Maurice Jarre, the French composer and conductor who wrote Lara's Theme, the Oscar-winning song from the film Doctor Zhivago, has died. He was 84.
Jarre died Sunday in his Los Angeles home after a battle with cancer, his family said Monday.
Jarre was a three-time Academy Award winner, for his compositions for Doctor Zhivago, Lawrence of Arabia and A Passage to India.
He was nominated an additional six times, for Ghost, Gorillas in the Mist, Witness, The Message, The Life and Times of Judge Roy Bean and French film Les Dimanches de Villes d'Avray.
French president Nicolas Sarkozy paid tribute to Jarre on Monday, saying he was "a great composer" who produced "majestic and full-bodied works."
"By working with some of the greatest filmmakers in the world, he showed that music can be just as important as pictures to make a beautiful and successful film," Sarkozy said.
Born Maurice-Alexis Jarre in Lyons, France, on Sept. 13, 1924, he initially studied engineering at the Sorbonne in Paris, but switched to the Conservatoire de Paris to study composition and harmony.
He became the Théâtre National Populaire director, before writing his first movie score in 1951.
In 1961, producer Sam Spiegel asked him to write the score for Lawrence of Arabia and he earned his first Oscar.
It was Jarre's introduction to Hollywood and he moved to Los Angeles in the 1960s. He went on to work with directors such as John Frankenheimer, John Huston, Alfred Hitchcock and David Lean, with whom he made four films, including A Passage to India, Ryan's Daughter and Doctor Zhivago.

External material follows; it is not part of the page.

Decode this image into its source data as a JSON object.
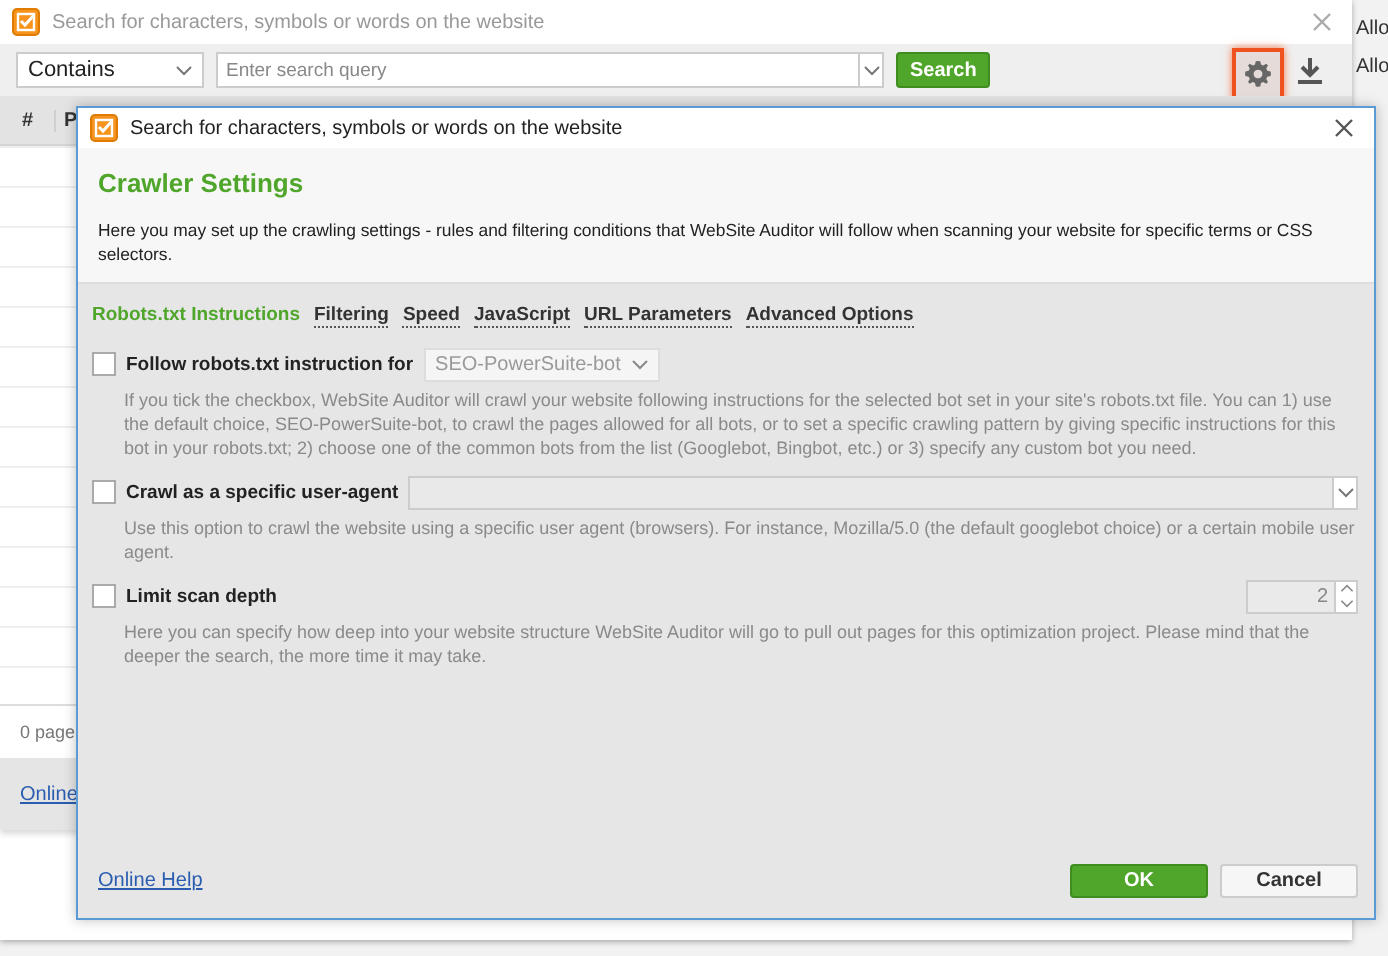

Liza Minnelli made a hit out of his song It Was A Good Time, written for Ryan's Daughter. His score for Doctor Zhivago was notable for its sweeping symphonic music that incorporated Russian balalaikas.
Jarre composed music for more than 150 films, winning four Golden Globes and a Grammy as well as his Academy Awards.

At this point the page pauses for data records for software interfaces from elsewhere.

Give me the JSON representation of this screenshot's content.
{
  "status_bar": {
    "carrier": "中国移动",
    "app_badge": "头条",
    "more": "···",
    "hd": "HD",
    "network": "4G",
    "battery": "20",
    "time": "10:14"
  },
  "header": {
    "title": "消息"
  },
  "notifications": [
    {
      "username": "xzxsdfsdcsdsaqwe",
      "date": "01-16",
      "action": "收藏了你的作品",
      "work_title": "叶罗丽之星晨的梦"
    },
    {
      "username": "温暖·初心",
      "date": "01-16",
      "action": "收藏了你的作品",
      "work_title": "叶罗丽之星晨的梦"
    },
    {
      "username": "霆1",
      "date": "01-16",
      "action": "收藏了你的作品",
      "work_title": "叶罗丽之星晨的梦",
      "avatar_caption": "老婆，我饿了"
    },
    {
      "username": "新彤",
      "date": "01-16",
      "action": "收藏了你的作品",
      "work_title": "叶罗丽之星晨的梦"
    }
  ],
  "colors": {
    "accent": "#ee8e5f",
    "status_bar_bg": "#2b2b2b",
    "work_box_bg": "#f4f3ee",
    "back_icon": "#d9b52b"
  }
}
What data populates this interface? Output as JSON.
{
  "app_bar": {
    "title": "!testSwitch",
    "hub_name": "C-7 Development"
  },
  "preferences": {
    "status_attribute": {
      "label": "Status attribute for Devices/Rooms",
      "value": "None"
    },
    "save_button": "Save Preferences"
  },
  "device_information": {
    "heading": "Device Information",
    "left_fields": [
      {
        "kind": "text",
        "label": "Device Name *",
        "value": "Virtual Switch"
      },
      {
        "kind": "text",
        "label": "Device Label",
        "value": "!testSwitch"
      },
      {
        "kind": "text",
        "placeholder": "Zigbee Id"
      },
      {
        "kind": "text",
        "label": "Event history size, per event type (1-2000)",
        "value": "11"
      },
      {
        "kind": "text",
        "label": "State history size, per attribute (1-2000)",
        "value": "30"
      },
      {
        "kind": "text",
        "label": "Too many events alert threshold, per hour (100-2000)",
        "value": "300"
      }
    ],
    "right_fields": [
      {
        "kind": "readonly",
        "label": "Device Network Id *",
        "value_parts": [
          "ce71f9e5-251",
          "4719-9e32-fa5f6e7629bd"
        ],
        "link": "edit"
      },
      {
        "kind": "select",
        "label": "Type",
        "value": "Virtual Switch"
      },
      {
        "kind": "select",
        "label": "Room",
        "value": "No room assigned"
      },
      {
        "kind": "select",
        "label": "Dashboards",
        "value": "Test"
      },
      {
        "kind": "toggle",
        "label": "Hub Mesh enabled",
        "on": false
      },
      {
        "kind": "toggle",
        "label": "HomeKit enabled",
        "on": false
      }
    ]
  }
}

He won a BAFTA award from the British Academy of Film and Television Arts for his music for Dead Poet's Society in 1989 and did a string of science fiction movies, including The Island at the Top of the World and Mad Max Beyond Thunderdome.
His early music was mostly symphonic, but he also composed songs, including a love song for Fatal Attraction, and experimented with synthesizer music in films such as The Year of Living Dangerously and No Way Out.

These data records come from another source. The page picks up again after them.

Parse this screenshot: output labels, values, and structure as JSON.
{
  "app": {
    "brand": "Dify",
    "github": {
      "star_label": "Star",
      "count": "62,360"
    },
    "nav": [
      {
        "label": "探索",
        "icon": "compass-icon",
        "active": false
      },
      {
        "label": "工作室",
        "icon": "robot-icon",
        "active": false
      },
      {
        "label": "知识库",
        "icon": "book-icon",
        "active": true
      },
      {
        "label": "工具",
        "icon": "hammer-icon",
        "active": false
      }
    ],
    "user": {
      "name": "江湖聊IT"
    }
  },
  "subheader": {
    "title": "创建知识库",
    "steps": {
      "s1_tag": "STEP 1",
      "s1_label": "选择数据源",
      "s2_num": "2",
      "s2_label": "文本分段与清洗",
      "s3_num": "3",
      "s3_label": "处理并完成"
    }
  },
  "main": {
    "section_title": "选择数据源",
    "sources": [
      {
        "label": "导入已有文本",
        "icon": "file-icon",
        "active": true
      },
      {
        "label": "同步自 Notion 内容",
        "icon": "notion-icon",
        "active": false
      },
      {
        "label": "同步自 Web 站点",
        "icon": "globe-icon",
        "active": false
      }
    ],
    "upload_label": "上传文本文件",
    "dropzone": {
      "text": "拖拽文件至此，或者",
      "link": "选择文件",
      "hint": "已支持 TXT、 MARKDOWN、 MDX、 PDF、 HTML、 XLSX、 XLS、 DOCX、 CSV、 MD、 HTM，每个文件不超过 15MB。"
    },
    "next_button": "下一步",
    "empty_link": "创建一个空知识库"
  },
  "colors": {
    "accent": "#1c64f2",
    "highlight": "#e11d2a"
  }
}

For TV, he worked with Franco Zefferelli on Jesus of Nazareth, Jerry London on Shogun and William Hale on The Murder of Mary Phagan.
He last movie scores were for 2000's I Dreamed of Africa and 2001's The Uprising.
In February, he was honoured with a lifetime achievement award at the Berlin Film Festival.
"Film composers often are in the shadows of great directors and acting stars," festival director Dieter Kosslick said in his tribute to Jarre.
"It's different with Maurice Jarre — the music of Doctor Zhivago, like much of his work, is world famous and remains unforgettable in cinema history."
Jarre was married four times and had two sons and a daughter. His sons include screenwriter Kevin Jarre and electronic musician Jean Michel Jarre.